But Dr David Schultz, an American psychotherapist who has lived in Sweden for 13 years, appears to confirm the point by acknowledging that many of his clients struggle with socializing in Stockholm. The advice to expats is to persevere and appreciate that Swedes are perfectly polite and sociable – but just not disposed to small talk.
It seems ironic that Swedes are second only to the Dutch in their proficiency in speaking English as a second language. It just sometimes seems like they would rather not use it.
Pro: the state supports you
Sweden is well-known for its welfare system. Schools (including bi-lingual and international schools) and healthcare are excellent, and public services are well-organized and efficient.
However, to benefit from this, there are hoops to jump through. If you go to live in Stockholm, obtain your personnummer (your unique state-issued ID number) as soon as you can. It will enable to you to register for things like online banking and free Swedish courses, which are offered through SFI (Swedish For Immigrants).
If you are employed in Stockholm, your interests are protected by an active trade union movement; virtually all Swedish employees belong to one of about 60 trade unions. If you work in Stockholm, one of the benefits is a generous paid leave allowance: a statutory 25 days in addition to 16 public holidays.
Con: finding accommodation
According to Numbeo, Stockholm is ranked 49th out of 492 cities in the world for cost of living. As you would expect, rental prices are higher in the city than outside, but still significantly lower than other major cities such as Paris, London or New York.
Some accounts, however, suggest that good, lasting rental agreements are hard to find. While the Swedish state tries hard to make sure that everyone has equal access to everything, this can sometimes lead to confusing and bureaucratic systems that expats struggle to understand.
The official queueing system for rental apartments is a baffling example and has led to the emergence of a black market for queue jumpers. The YourLivingCity website offers advice on how to find accommodation and the many pitfalls to avoid.
Pro: culture for all
Another benefit of Sweden’s egalitarian approach to life is that culture and entertainment is often available free or at low cost. Entry to museums and exhibits around Stockholm are inexpensive, and parks often host free concerts and shows in the summer months. Bicycle and boat hire is also very affordable, the latter being a great way for expats to familiarise themselves with the various small islands that surround the city.
Con: anyone fancy a drink?
Buying alcohol is a curious experience in Stockholm – and indeed in Sweden in general. Drinks in bars and clubs can be expensive and the only place to buy alcohol above 3.5% to take home is the state-run liquor store (Systembolaget or ‘Systemet’ for short’), which has strict opening hours and is closed on Sundays.

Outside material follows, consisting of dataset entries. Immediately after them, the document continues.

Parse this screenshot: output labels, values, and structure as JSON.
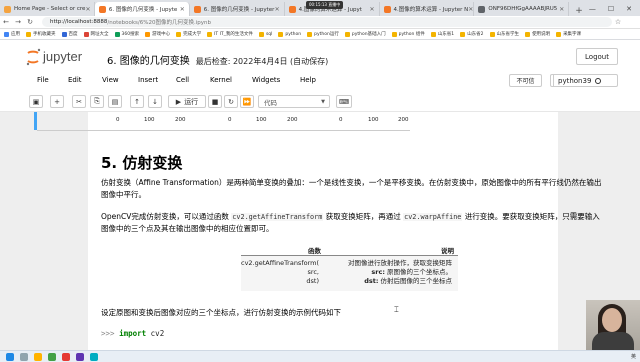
{
  "browser": {
    "tabs": [
      {
        "label": "Home Page - Select or cre",
        "color": "#f4a340",
        "active": false
      },
      {
        "label": "6. 图像的几何变换 - Jupyte",
        "color": "#f37726",
        "active": true
      },
      {
        "label": "6. 图像的几何变换 - Jupyter",
        "color": "#f37726",
        "active": false
      },
      {
        "label": "4.图像的算术运算 - Jupyt",
        "color": "#f37726",
        "active": false
      },
      {
        "label": "4.图像的算术运算 - Jupyter N",
        "color": "#f37726",
        "active": false
      },
      {
        "label": "ONF96DHfGgAAAABJRU5",
        "color": "#5f6368",
        "active": false
      }
    ],
    "recording_label": "00:15:13  直播中",
    "url_host": "http://localhost:8888",
    "url_path": "/notebooks/6%20图像的几何变换.ipynb",
    "bookmarks": [
      "应用",
      "手机收藏夹",
      "百度",
      "网址大全",
      "360搜索",
      "游戏中心",
      "完成大学",
      "IT IT_我的生活文件",
      "sql",
      "python",
      "python运行",
      "python基础入门",
      "python 组件",
      "山东省1",
      "山东省2",
      "山东省学生",
      "使用说明",
      "采集字课",
      "百度网盘",
      "其他书签"
    ]
  },
  "jupyter": {
    "logo_text": "jupyter",
    "notebook_title": "6. 图像的几何变换",
    "save_status": "最后检查: 2022年4月4日  (自动保存)",
    "logout_label": "Logout",
    "menu": [
      "File",
      "Edit",
      "View",
      "Insert",
      "Cell",
      "Kernel",
      "Widgets",
      "Help"
    ],
    "trusted_label": "不可信",
    "kernel_name": "python39",
    "run_label": "运行",
    "cell_type": "代码"
  },
  "output_axis": {
    "ticks_a": [
      "0",
      "100",
      "200"
    ],
    "ticks_b": [
      "0",
      "100",
      "200"
    ],
    "ticks_c": [
      "0",
      "100",
      "200"
    ]
  },
  "section": {
    "heading": "5. 仿射变换",
    "para1": "仿射变换（Affine Transformation）是两种简单变换的叠加：一个是线性变换，一个是平移变换。在仿射变换中，原始图像中的所有平行线仍然在输出图像中平行。",
    "para2_a": "OpenCV完成仿射变换，可以通过函数 ",
    "para2_code1": "cv2.getAffineTransform",
    "para2_b": " 获取变换矩阵，再通过 ",
    "para2_code2": "cv2.warpAffine",
    "para2_c": " 进行变换。要获取变换矩阵，只需要输入图像中的三个点及其在输出图像中的相应位置即可。",
    "table": {
      "col_func": "函数",
      "col_desc": "说明",
      "func_line1": "cv2.getAffineTransform(",
      "func_line2": "src,",
      "func_line3": "dst)",
      "desc_line1": "对图像进行放射操作，获取变换矩阵",
      "desc_src_key": "src:",
      "desc_src_val": " 原图像的三个坐标点。",
      "desc_dst_key": "dst:",
      "desc_dst_val": " 仿射后图像的三个坐标点"
    },
    "para3": "设定原图和变换后图像对应的三个坐标点，进行仿射变换的示例代码如下",
    "code_prompt": ">>>",
    "code_keyword": "import",
    "code_module": " cv2"
  },
  "taskbar": {
    "tray_text": "英",
    "time": ""
  }
}
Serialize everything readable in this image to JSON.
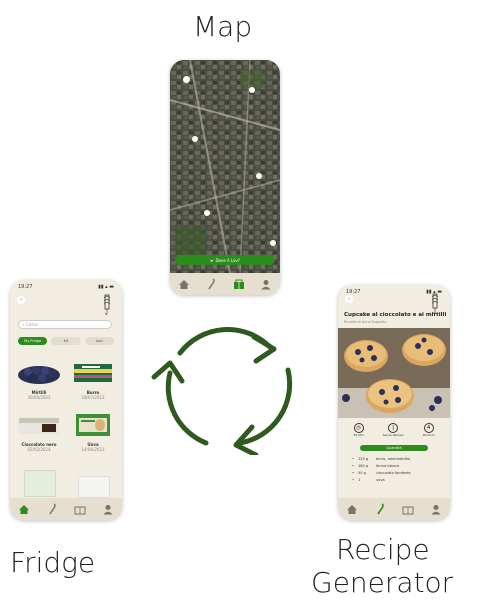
{
  "captions": {
    "map": "Map",
    "fridge": "Fridge",
    "recipe_line1": "Recipe",
    "recipe_line2": "Generator"
  },
  "colors": {
    "accent_green": "#2e8b1e",
    "dark_green_arrows": "#2f5a1f",
    "phone_bg": "#f2ede1",
    "navbar_bg": "#e6dfcf"
  },
  "map_screen": {
    "location_button": "Dove è Lov?",
    "pins": [
      {
        "icon": "pin-icon"
      },
      {
        "icon": "pin-icon"
      },
      {
        "icon": "pin-icon"
      },
      {
        "icon": "pin-icon"
      },
      {
        "icon": "pin-icon"
      },
      {
        "icon": "pin-icon"
      }
    ],
    "nav": [
      "home-icon",
      "spoon-icon",
      "fridge-icon",
      "user-icon"
    ]
  },
  "fridge_screen": {
    "time": "19:27",
    "search_placeholder": "Cerca",
    "tabs": [
      "My Fridge",
      "Kit",
      "Add"
    ],
    "items": [
      {
        "name": "Mirtilli",
        "date": "30/06/2023"
      },
      {
        "name": "Burro",
        "date": "18/07/2023"
      },
      {
        "name": "Cioccolato nero",
        "date": "02/02/2024"
      },
      {
        "name": "Uova",
        "date": "14/06/2023"
      }
    ],
    "nav": [
      "home-icon",
      "spoon-icon",
      "fridge-icon",
      "user-icon"
    ]
  },
  "recipe_screen": {
    "time": "19:27",
    "title": "Cupcake al cioccolato e ai mirtilli",
    "subtitle": "Ricetta di Anna Esposito",
    "stats": [
      {
        "icon": "clock-icon",
        "label": "30 Min"
      },
      {
        "icon": "thermometer-icon",
        "label": "Senza lattosio"
      },
      {
        "icon": "portion-icon",
        "value": "4",
        "label": "Porzioni"
      }
    ],
    "quantity_button": "Quantità",
    "ingredients": [
      {
        "qty": "125 g",
        "name": "burro, ammorbidito"
      },
      {
        "qty": "180 g",
        "name": "farina bianca"
      },
      {
        "qty": "50 g",
        "name": "cioccolato fondente"
      },
      {
        "qty": "1",
        "name": "uova"
      }
    ],
    "nav": [
      "home-icon",
      "spoon-icon",
      "fridge-icon",
      "user-icon"
    ]
  }
}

A consequence of the high cost of drinking and eating out in Stockholm is that many Swedes prefer to do it at home. Once you break through the Swedish reserve and make friends, you will no doubt be invited to their homes.
ABBA and all that
Sweden has a very clear national identity and expats will not be surprised by the wholesome approach to life, the wonderfully non-hierarchical society, or indeed the cost of eating or drinking in the city. But it is fair to say that Stockholm will reward expats more if they are prepared to adapt and enjoy its idiosyncrasies. Like the locals, once you get to know it, you’ll love it.